It’s yet another unique and breathtaking finish to the day that was on Whistler Blackcomb.  It’s yet another pinch to ensure that this is, in fact, reality.

Until next time,

Jimmy

(Jta85 Photography)

A Full Moon sets at Whistler Blackcomb

No.28 Whistler Blackcomb Full Moon

No.28 Buy Now A breathtaking full moon setting from Whistler Blackcomb
The Other Day

I truly thought this place could not surprise me anymore. And then, one morning I head up Solar Chair to work and setting across the valley is an incredible full moon.  The sky had the most amazing shades of blue, pink and purple.  As we, the patrollers, commenced our day with the sun, the moon and the groomers completed their night.  It was such a surreal experience, I couldn’t believe that what I was looking at was real.  I took my camera out of my bag and for several moments I forgot that the temperature was far below zero.   It’s moments like these that help me wake up at ridiculous o’clock and head to work every day.
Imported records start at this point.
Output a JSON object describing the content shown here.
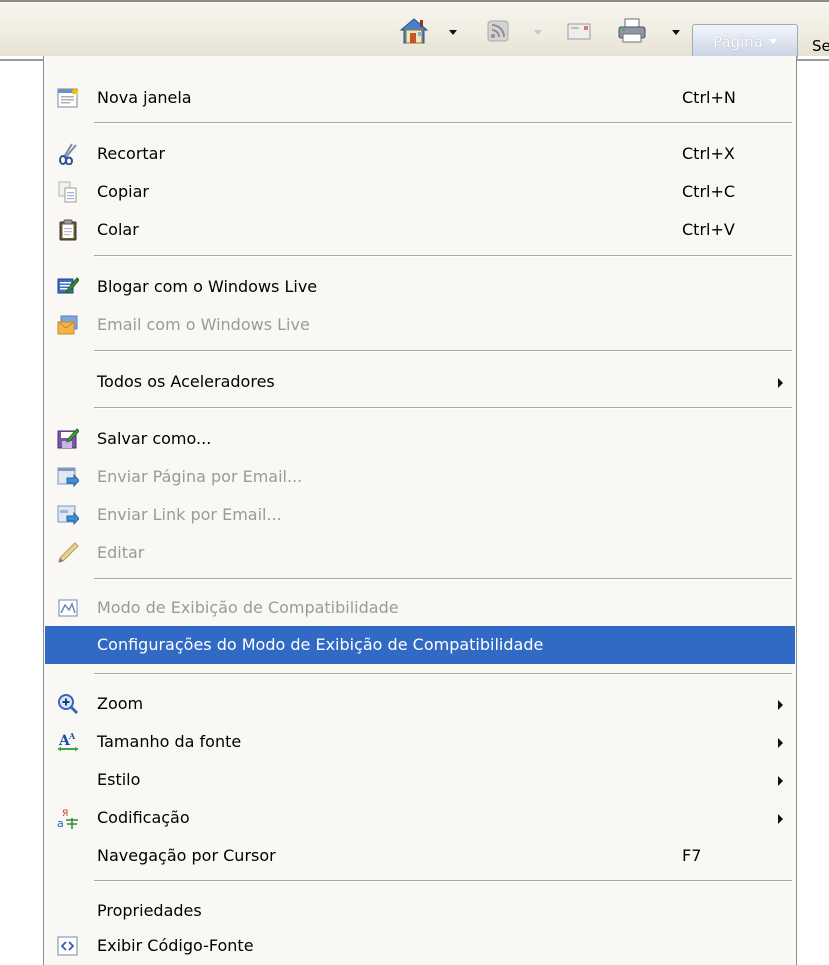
{
  "toolbar": {
    "pagina_label": "Página",
    "seguranca_partial": "Se"
  },
  "menu": {
    "items": [
      {
        "label": "Nova janela",
        "shortcut": "Ctrl+N",
        "icon": "new-window-icon"
      },
      {
        "label": "Recortar",
        "shortcut": "Ctrl+X",
        "icon": "scissors-icon"
      },
      {
        "label": "Copiar",
        "shortcut": "Ctrl+C",
        "icon": "copy-icon"
      },
      {
        "label": "Colar",
        "shortcut": "Ctrl+V",
        "icon": "clipboard-icon"
      },
      {
        "label": "Blogar com o Windows Live",
        "icon": "blog-icon"
      },
      {
        "label": "Email com o Windows Live",
        "icon": "email-live-icon",
        "disabled": true
      },
      {
        "label": "Todos os Aceleradores",
        "submenu": true
      },
      {
        "label": "Salvar como...",
        "icon": "save-icon"
      },
      {
        "label": "Enviar Página por Email...",
        "icon": "send-page-icon",
        "disabled": true
      },
      {
        "label": "Enviar Link por Email...",
        "icon": "send-link-icon",
        "disabled": true
      },
      {
        "label": "Editar",
        "icon": "pencil-icon",
        "disabled": true
      },
      {
        "label": "Modo de Exibição de Compatibilidade",
        "icon": "compatibility-icon",
        "disabled": true
      },
      {
        "label": "Configurações do Modo de Exibição de Compatibilidade",
        "selected": true
      },
      {
        "label": "Zoom",
        "icon": "zoom-icon",
        "submenu": true
      },
      {
        "label": "Tamanho da fonte",
        "icon": "font-size-icon",
        "submenu": true
      },
      {
        "label": "Estilo",
        "submenu": true
      },
      {
        "label": "Codificação",
        "icon": "encoding-icon",
        "submenu": true
      },
      {
        "label": "Navegação por Cursor",
        "shortcut": "F7"
      },
      {
        "label": "Propriedades"
      },
      {
        "label": "Exibir Código-Fonte",
        "icon": "source-code-icon"
      }
    ]
  },
  "colors": {
    "selection": "#316ac5",
    "disabled_text": "#9a9a9a",
    "menu_background": "#f9f8f4"
  }
}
Watching the sun rise and set each day on top of Whistler Blackcomb is always an unforgettable experience.  Add a setting full moon, a well-timed snow cat and breathtaking hues.  And what do you get?  One hell of a view.

Until next time,
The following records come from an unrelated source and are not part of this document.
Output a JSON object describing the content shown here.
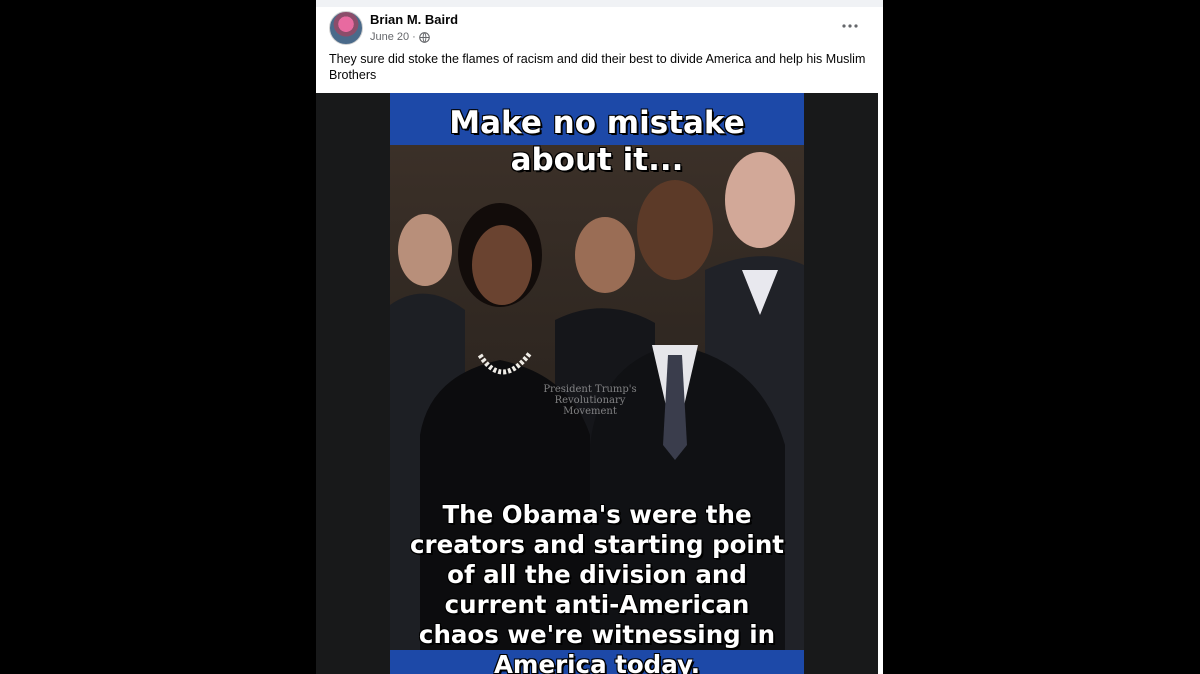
{
  "post": {
    "author": "Brian M. Baird",
    "date": "June 20",
    "separator": "·",
    "audience_icon": "globe-icon",
    "more_icon": "more-options-icon",
    "caption": "They sure did stoke the flames of racism and did their best to divide America and help his Muslim Brothers"
  },
  "meme": {
    "headline": "Make no mistake\nabout it...",
    "body": "The Obama's were the\ncreators and starting point\nof all the division and\ncurrent anti-American\nchaos we're witnessing in\nAmerica today.",
    "watermark": "President Trump's\nRevolutionary\nMovement",
    "colors": {
      "band": "#1d49a8",
      "text": "#ffffff"
    }
  }
}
Jimmy

Whistler Winter Sunsets are Indescribable

No.27 Whistler Winter Sunset

No.27 Buy Now A breathtaking sunset over Whistler Blackcomb and the Black Tusk, Whistler, BC
The Other Day
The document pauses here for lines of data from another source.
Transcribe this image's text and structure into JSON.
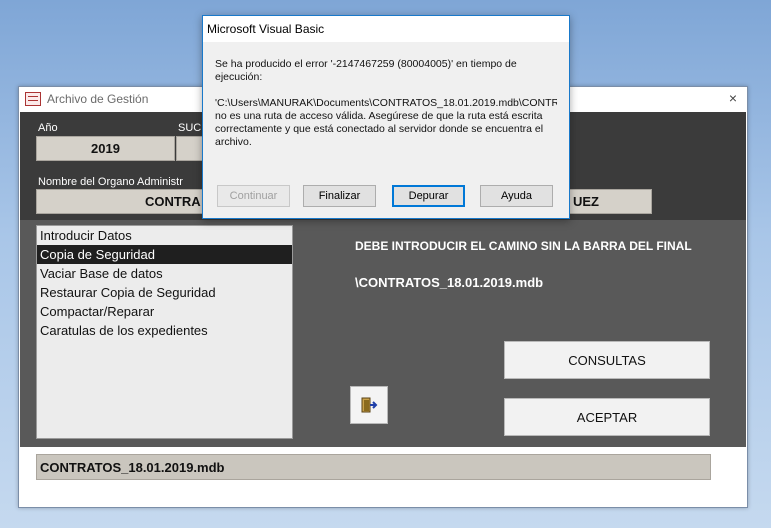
{
  "form": {
    "title": "Archivo de Gestión",
    "close_glyph": "×",
    "header": {
      "year_label": "Año",
      "year_value": "2019",
      "branch_label": "SUCU",
      "branch_value": "",
      "organ_label": "Nombre del Organo Administr",
      "organ_value": "CONTRA",
      "organ_value_right": "UEZ"
    },
    "menu_items": [
      "Introducir Datos",
      "Copia de Seguridad",
      "Vaciar Base de datos",
      "Restaurar Copia de Seguridad",
      "Compactar/Reparar",
      "Caratulas de los expedientes"
    ],
    "selected_menu_index": 1,
    "instruction": "DEBE INTRODUCIR EL CAMINO SIN LA BARRA DEL FINAL",
    "path_text": "\\CONTRATOS_18.01.2019.mdb",
    "consultas_label": "CONSULTAS",
    "aceptar_label": "ACEPTAR",
    "exit_icon": "exit-door-icon",
    "footer_value": "CONTRATOS_18.01.2019.mdb"
  },
  "dialog": {
    "title": "Microsoft Visual Basic",
    "line1": "Se ha producido el error '-2147467259 (80004005)' en tiempo de",
    "line2": "ejecución:",
    "line3": "'C:\\Users\\MANURAK\\Documents\\CONTRATOS_18.01.2019.mdb\\CONTR",
    "line4": "no es una ruta de acceso válida. Asegúrese de que la ruta está escrita",
    "line5": "correctamente y que está conectado al servidor donde se encuentra el",
    "line6": "archivo.",
    "buttons": {
      "continuar": "Continuar",
      "finalizar": "Finalizar",
      "depurar": "Depurar",
      "ayuda": "Ayuda"
    }
  },
  "colors": {
    "header_bg": "#3b3b3b",
    "detail_bg": "#595959",
    "field_bg": "#d5d1c9",
    "dialog_border": "#1979ca"
  }
}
Whistler Winter

It’s truly incredible how the time flies.  It seems like only yesterday I was in Australia photographing the milky way and the amazing Aussie night skies.  Although the milky way season is over, a new season as begun;  a season full of views and skies just as epic.  A Whistler winter is hard to beat.  So far, this year it has been one of the best starts to a winter season that I can remember.  Deep powder, frozen lakes and indescribable sunsets are just some of the treats we have been blessed with.  One of the biggest perks of my job with Whistler Blackcomb is standing on top of the resort watching the sun rise and the sun set.  Whistler winter 2016/2017 has not disappointed thus far.

I have been on a bit of a hiatus from posting on this forum however over the next few days until the new year I will be sure to catch you up on the start to my winter.  This will include snorkel deep powder days, -24°C overnight cabin stays and a full moon/sunrise combo.  Stay tuned, it will be worth it.

Until next time,

Jimmy

Nexen Beach Squamish

No.26 Buy Now A calm overcast 'sunset' at Nexen Beach Squamish, BC

No.26 Buy Now A calm overcast ‘sunset’ at Nexen Beach, Squamish, BC
The Other Day

It was hard to pull myself off the couch and head down to Nexen Beach Squamish for this gloomy evening.  However, as soon as I was out the door and on my way there I was pretty stoked.  It always seems to be the way when we are in a weather system like we are right now.  The difficulty is finding the motivation to move.  Once on the move, though, I am rarely disappointed.  I didn’t know what to expect and I was running a bit late for the light so I had to rush to get this image.  In the end, I am fairly happy with it.  The biggest lesson I learnt was “get outside”.

What do you think?

Let me know.

Until next time,

Jimmy

Squamish Rain

Learn something new during Squamish Rain

No. 24 Buy Now The stars spiral over Gandalf Mountain in British Columbia
The Other Day

Rain, rain and more Squamish rain.  Unfortunately, that is what we have had in Squamish for the past few weeks.  The good news is that it has mostly been snow in the high alpine.  It is too early to say but hopefully it is a good sign for the winter season to come.  After awhile the rain can start to give one a cabin fever type complex.  However, it is a great opportunity to read a book, watch a show on Netflix or teach yourself something new.  After awhile, that’s exactly what I did.  I attempted a new style of star trail editing.

What do you think?

Until next time,

Jimmy